Yesterday The American Spectator published The Men Behind the Wire: Voices From the DC Jail, my latest article about the degrading and sadistic pre-trial detention of the January 6 Capitol Hill protesters by the District of Columbia Department of Corrections.
The title is based on The Men Behind the Wire, a song written and composed by Paddy McGuigan of the Barleycorn Irish folk group in the wake of Operation Demetrius, a 1971 British Army operation in Northern Ireland. It involved the mass arrest and imprisonment without trial of individuals suspected of involvement with the Irish Republican Army.
The brutal manner in which the arrests were made and the prolonged abuse of the imprisoned arrestees sparked mass protests and a steep increase in sectarian violence throughout Northern Ireland.
To supporters of Irish nationalism in Northern Ireland and around the world, the suffering internees became martyrs to the cause of freedom. And over time it became apparent that Operation Demetrius had backfired and had hardened opposition to British rule.
You can hear Paddy McGuigan’s ballad by clicking on this picture:
As the pre-trial detention and sadistic treatment of the January 6 Capitol Hill protesters continues, one wonders if those in authority are aware of Operation Demetrius’ disastrously counterproductive outcome.
I’m not saying that we are in a Northern Ireland-style civil war or that the detainees have achieved political martyr status. But we are a bitterly divided country with far too many of our citizens consumed by smoldering rage and resentment. Unless cooler heads prevail, what happened at the Capitol on January 6, 2021 could turn out to be a mere preamble to a far more disastrous and widespread conflict. And the mindless and depraved mistreatment of those pre-trial detainees at the D.C. Jail only exacerbates this precarious situation and risks inciting violent retribution.

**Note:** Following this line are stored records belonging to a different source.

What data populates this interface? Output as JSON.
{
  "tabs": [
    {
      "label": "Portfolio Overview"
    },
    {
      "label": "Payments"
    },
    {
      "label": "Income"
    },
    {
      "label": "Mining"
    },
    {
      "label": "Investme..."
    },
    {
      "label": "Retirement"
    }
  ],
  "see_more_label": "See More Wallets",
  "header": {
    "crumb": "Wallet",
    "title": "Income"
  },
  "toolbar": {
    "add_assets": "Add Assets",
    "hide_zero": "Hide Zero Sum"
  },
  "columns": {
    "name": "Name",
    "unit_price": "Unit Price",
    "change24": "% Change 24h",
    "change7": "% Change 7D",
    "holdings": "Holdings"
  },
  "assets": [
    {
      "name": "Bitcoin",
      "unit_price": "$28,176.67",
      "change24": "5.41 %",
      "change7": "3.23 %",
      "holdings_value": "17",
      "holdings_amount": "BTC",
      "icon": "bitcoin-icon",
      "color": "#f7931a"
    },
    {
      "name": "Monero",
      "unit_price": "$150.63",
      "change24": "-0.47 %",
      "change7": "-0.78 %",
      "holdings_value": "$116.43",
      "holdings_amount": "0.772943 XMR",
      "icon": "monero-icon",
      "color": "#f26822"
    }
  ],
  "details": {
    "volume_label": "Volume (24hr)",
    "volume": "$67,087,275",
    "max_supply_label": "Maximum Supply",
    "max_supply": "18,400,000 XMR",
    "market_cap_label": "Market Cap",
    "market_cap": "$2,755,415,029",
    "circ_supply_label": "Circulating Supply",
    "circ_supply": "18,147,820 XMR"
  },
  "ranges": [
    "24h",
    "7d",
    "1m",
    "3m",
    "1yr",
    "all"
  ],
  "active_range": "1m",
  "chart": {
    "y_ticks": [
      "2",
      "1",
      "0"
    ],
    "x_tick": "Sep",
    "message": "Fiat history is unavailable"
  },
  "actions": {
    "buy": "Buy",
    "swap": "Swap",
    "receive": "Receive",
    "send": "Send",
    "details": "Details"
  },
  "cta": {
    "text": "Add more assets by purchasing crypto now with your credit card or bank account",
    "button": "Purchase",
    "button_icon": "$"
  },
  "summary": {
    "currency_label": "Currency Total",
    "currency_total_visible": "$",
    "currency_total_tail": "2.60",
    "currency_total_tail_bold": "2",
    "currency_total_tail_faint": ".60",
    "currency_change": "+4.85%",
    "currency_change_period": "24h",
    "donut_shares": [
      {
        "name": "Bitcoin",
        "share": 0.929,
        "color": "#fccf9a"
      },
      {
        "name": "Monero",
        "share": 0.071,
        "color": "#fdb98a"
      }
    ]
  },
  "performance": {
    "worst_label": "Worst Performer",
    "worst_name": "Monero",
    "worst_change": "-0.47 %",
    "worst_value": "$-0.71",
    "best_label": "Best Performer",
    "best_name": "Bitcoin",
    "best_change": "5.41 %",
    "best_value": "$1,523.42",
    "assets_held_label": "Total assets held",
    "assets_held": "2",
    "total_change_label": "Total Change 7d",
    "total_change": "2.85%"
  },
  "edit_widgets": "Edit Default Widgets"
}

In short, the goons at the D.C. Jail and those who have given them the power and license to mistreat the detainees are playing with fire.